***** SUPPLIED INFORMATION *****
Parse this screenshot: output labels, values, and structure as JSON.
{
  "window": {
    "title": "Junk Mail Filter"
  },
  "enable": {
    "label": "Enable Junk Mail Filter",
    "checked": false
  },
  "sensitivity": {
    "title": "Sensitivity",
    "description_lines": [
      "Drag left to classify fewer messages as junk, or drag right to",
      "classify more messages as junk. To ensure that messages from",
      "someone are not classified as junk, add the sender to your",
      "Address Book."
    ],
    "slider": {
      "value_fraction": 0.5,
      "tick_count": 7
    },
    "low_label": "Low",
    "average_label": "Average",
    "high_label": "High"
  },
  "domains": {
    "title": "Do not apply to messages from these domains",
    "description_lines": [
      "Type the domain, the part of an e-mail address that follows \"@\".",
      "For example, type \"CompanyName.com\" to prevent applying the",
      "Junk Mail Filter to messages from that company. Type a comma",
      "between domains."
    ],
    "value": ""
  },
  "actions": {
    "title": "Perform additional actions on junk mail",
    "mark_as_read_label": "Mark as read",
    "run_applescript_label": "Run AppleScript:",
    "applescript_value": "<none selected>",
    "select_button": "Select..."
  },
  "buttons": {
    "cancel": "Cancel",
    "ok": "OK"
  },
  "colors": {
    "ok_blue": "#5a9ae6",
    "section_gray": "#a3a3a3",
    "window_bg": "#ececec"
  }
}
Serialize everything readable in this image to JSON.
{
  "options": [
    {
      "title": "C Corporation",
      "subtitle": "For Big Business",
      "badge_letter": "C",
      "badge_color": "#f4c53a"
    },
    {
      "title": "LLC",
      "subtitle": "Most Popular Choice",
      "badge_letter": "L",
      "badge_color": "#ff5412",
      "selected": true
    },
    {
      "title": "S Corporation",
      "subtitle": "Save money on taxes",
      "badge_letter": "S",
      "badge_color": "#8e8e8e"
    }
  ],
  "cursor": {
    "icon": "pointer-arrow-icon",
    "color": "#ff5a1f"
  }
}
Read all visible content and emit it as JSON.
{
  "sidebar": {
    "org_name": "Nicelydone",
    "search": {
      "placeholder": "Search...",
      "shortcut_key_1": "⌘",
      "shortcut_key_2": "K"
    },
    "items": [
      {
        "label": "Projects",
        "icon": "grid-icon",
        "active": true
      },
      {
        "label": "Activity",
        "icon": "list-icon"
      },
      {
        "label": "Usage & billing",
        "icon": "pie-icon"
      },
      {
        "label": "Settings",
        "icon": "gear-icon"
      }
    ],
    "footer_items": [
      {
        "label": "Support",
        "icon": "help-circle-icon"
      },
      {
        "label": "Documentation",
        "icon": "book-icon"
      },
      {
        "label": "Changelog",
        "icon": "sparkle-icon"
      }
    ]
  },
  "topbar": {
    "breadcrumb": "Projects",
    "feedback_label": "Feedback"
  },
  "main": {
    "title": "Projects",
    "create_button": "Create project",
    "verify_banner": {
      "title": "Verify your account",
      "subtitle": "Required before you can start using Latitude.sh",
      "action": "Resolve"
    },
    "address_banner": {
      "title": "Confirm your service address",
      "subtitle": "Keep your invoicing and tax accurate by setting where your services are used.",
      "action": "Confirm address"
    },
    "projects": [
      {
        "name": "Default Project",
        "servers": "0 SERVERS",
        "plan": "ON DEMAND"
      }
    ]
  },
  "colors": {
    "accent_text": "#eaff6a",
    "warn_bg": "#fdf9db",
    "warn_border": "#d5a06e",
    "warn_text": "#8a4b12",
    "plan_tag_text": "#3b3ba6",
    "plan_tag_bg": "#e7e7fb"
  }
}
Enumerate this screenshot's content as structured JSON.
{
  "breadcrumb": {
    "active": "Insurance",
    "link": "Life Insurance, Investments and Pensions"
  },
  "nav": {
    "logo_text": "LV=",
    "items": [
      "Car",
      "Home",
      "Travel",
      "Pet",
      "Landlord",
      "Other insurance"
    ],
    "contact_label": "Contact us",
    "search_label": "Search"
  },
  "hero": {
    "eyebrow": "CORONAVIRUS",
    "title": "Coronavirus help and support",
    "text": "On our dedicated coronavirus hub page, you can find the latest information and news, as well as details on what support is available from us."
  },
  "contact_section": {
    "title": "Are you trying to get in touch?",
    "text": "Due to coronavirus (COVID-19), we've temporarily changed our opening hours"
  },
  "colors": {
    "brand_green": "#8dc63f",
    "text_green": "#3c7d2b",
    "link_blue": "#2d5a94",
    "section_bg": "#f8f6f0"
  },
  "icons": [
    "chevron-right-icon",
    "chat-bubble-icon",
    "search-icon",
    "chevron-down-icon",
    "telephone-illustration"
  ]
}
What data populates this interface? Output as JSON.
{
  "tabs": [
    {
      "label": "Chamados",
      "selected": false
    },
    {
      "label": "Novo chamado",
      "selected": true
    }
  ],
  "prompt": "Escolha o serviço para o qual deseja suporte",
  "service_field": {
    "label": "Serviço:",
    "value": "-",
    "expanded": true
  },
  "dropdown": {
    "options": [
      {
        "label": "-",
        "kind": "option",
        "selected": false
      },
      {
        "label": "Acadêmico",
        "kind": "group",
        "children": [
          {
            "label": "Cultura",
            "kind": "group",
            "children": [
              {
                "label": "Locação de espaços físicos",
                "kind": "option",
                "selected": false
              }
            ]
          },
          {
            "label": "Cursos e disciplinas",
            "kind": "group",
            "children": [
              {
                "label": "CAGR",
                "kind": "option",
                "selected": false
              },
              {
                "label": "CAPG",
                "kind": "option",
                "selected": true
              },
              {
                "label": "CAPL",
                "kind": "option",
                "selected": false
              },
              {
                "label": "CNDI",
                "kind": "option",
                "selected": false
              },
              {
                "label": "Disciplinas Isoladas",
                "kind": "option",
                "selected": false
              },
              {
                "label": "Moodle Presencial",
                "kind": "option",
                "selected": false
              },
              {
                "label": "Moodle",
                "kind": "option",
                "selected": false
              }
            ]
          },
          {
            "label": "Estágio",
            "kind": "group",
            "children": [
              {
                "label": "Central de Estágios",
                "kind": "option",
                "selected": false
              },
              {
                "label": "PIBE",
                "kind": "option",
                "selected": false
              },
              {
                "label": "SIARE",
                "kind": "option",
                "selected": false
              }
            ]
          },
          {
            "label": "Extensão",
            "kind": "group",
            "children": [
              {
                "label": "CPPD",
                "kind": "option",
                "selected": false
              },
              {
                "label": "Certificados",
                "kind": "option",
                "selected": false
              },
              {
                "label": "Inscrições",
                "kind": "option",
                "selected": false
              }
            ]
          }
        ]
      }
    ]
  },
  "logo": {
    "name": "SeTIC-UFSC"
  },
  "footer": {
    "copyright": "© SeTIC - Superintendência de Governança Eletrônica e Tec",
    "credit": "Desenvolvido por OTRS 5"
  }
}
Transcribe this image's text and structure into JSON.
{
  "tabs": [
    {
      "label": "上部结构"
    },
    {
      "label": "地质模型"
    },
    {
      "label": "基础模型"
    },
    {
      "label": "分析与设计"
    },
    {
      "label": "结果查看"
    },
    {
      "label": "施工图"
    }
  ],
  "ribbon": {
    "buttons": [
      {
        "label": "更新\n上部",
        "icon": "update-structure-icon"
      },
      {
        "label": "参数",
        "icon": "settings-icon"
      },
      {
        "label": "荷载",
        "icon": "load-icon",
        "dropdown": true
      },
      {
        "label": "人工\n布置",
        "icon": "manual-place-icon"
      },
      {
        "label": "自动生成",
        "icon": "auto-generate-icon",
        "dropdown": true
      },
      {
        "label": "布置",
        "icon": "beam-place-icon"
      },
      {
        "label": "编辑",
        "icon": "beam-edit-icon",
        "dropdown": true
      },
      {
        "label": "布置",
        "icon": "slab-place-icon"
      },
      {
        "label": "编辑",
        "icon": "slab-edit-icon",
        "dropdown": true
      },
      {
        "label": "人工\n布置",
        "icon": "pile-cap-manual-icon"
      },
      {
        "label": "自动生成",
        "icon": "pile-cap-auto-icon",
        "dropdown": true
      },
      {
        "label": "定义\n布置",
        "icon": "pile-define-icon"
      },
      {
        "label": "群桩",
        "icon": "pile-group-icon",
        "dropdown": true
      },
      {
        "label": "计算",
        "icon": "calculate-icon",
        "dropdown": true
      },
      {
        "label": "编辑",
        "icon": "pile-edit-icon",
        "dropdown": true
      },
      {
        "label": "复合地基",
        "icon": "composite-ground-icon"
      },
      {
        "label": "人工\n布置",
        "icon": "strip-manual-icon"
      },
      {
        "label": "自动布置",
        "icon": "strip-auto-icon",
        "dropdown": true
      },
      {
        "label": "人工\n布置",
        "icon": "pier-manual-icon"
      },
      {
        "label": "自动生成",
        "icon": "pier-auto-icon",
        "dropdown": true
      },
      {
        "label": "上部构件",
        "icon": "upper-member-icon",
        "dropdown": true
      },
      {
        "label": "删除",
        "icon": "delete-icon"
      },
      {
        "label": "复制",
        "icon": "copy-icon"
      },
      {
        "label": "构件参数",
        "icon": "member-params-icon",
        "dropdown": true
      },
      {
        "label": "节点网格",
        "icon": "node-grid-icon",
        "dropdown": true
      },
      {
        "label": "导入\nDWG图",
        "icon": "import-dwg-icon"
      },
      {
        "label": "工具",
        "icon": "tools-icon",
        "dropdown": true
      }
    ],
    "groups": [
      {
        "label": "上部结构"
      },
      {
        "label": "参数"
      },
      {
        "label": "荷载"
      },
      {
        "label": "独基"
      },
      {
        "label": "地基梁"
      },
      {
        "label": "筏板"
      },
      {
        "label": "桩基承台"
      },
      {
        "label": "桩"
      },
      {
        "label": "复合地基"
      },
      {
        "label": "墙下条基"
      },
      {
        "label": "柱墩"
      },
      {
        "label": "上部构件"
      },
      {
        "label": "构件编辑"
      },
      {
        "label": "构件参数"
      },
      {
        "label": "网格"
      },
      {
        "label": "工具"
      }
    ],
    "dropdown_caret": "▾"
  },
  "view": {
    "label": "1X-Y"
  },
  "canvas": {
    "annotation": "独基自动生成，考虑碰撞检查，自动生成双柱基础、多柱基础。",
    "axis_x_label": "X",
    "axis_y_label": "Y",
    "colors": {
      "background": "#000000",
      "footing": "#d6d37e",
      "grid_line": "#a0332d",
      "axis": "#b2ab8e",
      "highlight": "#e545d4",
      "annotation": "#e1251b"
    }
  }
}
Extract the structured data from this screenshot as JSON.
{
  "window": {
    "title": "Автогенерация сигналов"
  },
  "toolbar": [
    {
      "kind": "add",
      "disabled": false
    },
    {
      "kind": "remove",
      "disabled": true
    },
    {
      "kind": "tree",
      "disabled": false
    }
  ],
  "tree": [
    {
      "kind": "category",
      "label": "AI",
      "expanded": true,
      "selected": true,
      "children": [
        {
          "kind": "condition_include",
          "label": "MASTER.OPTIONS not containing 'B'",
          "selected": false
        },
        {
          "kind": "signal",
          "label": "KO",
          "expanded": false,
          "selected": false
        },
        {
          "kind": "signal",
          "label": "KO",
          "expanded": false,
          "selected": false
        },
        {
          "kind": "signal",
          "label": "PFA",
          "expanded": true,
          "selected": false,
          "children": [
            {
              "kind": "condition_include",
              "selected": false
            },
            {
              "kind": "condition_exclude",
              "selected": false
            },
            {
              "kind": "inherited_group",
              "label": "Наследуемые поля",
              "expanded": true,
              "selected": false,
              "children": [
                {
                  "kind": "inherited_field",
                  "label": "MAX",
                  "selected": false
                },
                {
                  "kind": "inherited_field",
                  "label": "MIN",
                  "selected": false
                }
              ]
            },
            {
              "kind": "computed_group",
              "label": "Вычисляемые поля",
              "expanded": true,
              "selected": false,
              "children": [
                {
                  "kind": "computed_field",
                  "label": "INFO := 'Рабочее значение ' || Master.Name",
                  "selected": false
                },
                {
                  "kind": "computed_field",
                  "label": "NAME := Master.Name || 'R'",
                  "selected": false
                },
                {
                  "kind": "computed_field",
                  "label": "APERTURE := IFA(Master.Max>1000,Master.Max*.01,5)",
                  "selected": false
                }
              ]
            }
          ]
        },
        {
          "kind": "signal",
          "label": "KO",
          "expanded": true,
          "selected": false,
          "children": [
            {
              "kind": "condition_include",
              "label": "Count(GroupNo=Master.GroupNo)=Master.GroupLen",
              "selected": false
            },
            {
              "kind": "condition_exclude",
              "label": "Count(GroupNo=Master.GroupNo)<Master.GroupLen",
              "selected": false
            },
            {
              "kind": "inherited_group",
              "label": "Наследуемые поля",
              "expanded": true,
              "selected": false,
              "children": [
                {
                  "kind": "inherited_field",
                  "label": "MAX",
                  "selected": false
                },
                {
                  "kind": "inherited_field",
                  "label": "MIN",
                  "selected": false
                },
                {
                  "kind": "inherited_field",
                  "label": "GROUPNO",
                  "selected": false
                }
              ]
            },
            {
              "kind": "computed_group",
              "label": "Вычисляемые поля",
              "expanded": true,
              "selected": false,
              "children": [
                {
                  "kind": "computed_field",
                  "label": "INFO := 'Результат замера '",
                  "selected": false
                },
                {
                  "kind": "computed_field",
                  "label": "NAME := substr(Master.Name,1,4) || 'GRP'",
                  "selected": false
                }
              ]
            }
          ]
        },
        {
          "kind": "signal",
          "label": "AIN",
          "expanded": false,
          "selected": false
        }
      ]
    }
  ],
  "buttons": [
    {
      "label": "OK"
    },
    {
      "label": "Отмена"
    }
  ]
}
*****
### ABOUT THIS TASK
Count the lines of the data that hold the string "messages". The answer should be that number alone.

### SOLUTION
4